Well, I don't have anything exciting going on. I AM going today to pick up a Kimbal Spinet piano that we're getting for free. It needs some TLC (crayon on the keys, scratches, water stains), and it's been sitting in a garage for goodness-knows-how-long. But we're getting it free and it can be tuned (let's hope). Now all I have to do is figure out a way to tell my mom that we don't want her to teach my daughter how to play. See, she tried to teach me... and I can't play. Get it? Besides, if Anna were to get upset with Mom because Mom's pushing her or something, that wouldn't be good. Better for her to be upset with someone unrelated. Sheesh, what a pain.
But I digress. Let's talk about chickens for a moment, shall we? OK!
The beautiful bird in the picture is a Barred Plymouth Rock rooster. Plymouth Rocks are dual purpose birds, meaning they are good egg layers and good meat birds.
Did you know that it is unnecessary to have a rooster in order for the hens to lay eggs? Yes, it's true! No need for the obnoxious, living alarm-clock with spurs. You can have a whole flock of chickens and not one rooster and still get a bunch of eggs. This is good news for the person who thinks they'd like a small backyard flock, even in town. They can have 3 or 5 hens to give them a nice supply of eggs (and fertilizer) and not have to worry about annoying their neighbors with a rooster crowing. Indeed, most towns will allow small backyard flocks, but ban roosters. Some towns require a permit or written consent from the neighbors before you build your coop.
A young female chicken is called a pullet and a young male, a cockerel. They don't become hens and roosters until they're a year old or a little more. A capon is a neutered male chicken - it's been caponized.
As for the rooster's crow... Well, you can't teach it not to crow. However, I think there is a surgery to remove the rooster's voice box. But really, I mean c'mon - you got money to spend on that?

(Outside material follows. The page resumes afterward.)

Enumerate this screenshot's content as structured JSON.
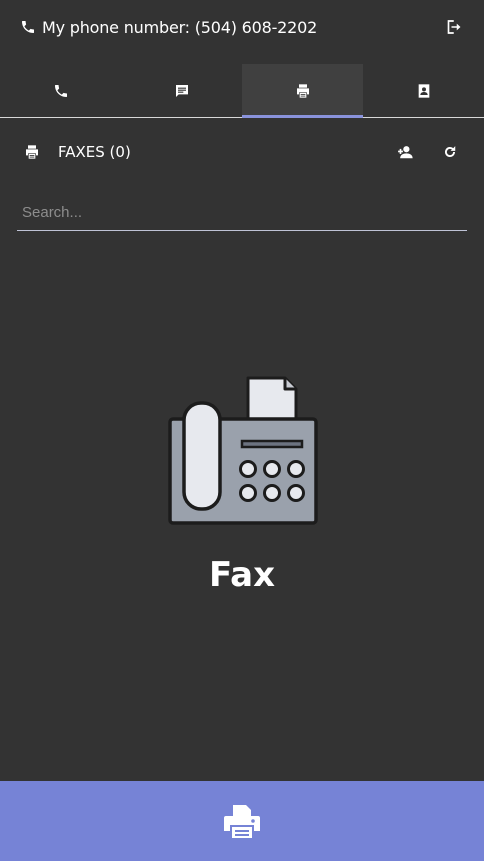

There are some breeds of roosters that are somewhat more quiet than others, but they all make noise. A hen isn't exactly quiet either. She will cackle and make a racket when she lays her egg, when something startles her, or when she's excited about some tidbit she's found to eat.
While there's no scientifically based nutritional difference between white eggs and brown, there are a lot of people that will swear by one or the other as being far superior. Me? I like browns. Don't know why. Well, ok, maybe it's because I grew up with white eggs from the store and using brown eggs makes me feel further from the store and closer to the farm. Yeah, that's probably it. You can usually tell what color egg a chicken will lay by looking at it's ears, located just behind and a little south of its eye. A white or light colored ear usually indicates white eggs. A red ear means brown eggs. There are eggceptions, though (sorry, couldn't help it). The breeds of chickens know as Araucanas, and Ameracaunas are sometimes called "Easter Eggers" because they lay egg with shell ranging in color from pink, to light green to blue, with shades in between. Again, no nutritional difference. BTW, Araucanas are just about the oldest breed of chicken in the Americas.

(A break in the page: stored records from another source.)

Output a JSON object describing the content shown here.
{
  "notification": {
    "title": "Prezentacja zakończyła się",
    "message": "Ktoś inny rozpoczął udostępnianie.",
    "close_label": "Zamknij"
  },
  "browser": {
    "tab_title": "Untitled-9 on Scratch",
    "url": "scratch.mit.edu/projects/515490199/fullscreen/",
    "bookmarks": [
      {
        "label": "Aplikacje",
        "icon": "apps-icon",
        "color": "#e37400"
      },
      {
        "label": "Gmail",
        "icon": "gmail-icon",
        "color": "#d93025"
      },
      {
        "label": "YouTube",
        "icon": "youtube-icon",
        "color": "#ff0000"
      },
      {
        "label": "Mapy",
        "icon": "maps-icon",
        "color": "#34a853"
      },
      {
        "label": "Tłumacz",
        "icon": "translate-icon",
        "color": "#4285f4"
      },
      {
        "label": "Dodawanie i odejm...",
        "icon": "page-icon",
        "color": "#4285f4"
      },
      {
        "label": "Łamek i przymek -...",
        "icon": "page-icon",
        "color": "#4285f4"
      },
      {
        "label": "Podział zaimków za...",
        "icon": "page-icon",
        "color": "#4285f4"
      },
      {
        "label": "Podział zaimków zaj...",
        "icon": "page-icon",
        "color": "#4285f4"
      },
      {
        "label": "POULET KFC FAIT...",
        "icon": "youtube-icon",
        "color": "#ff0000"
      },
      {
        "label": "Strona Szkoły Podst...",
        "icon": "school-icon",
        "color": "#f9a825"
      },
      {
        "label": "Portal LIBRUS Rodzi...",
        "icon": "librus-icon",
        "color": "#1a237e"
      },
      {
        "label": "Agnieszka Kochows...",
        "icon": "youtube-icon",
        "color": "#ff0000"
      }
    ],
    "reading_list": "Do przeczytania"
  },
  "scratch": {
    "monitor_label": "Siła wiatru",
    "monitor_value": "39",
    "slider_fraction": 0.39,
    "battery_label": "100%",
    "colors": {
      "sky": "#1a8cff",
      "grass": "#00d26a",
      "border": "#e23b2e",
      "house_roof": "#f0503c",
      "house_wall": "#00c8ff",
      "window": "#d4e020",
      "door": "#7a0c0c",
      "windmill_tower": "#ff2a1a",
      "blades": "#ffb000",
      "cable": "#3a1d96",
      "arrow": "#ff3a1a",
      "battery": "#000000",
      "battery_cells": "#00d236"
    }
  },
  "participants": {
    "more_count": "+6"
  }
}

There are several words used in association with keeping chickens: Hen house, run/yard, coop, pasture.... A hen house is just that. It's the building the birds are kept in at night or in bad weather. It's where they sleep and lay eggs. The yard or run is an attached, usually fenced in area where the chickens can go outside and get some air, scratch around, take a dust bath. Both the run and the hen house comprise the chicken coop. Pasture is just that. It's any area where the chickens have more freedom of movement outside and can forage for food.
But how do I raise chickens, you ask? There's several ways. The old timers, and some folks nowadays, free range their chickens. Usually they have a small flock and they let them roam at will about the property. Chickens won't go too far afield, away from their roost and nests. Others pasture their chickens either with a chicken tractor or a largish pasture attached to the coop and house. A chicken tractor is a hen house on wheels or sleds that can be moved every so often (usually daily) so that the chickens, confined in a movable fenced yard, can graze over new grass and spread their fertilizer around the place. The advantage to these types of chicken management is that the birds forage and do most of their own food acquisition. Yet another way to keep the birds is in confinement. Either in a small house and run, or kept completely in a barn or house. This is generally not good for the birds, as it prevents them from getting much natural forage (if any), prevents them from getting the sunlight they need for vitamin D production, limits their exercise and can lead to feather pulling, picking, and fighting - out of sheer boredom. Also, it requires the farmer to supply all of the chicken's food.
Most breeds of chickens you can buy these days from a hatchery have been bred for egg or meat production. Through careful selection, the natural tendency for a hen to want to sit on eggs and raise them - called 'brooding', or 'going broody'- has been mostly bred out. There are certain species that still tend to go broody a little more than others. In all breeds, you'll sometimes find an old cackle that decides she wants to hatch her eggs.
I could write so much more, but that's probably already more than you ever cared to know about chickens... if you've read this far. Maybe I'll do some writing about cows......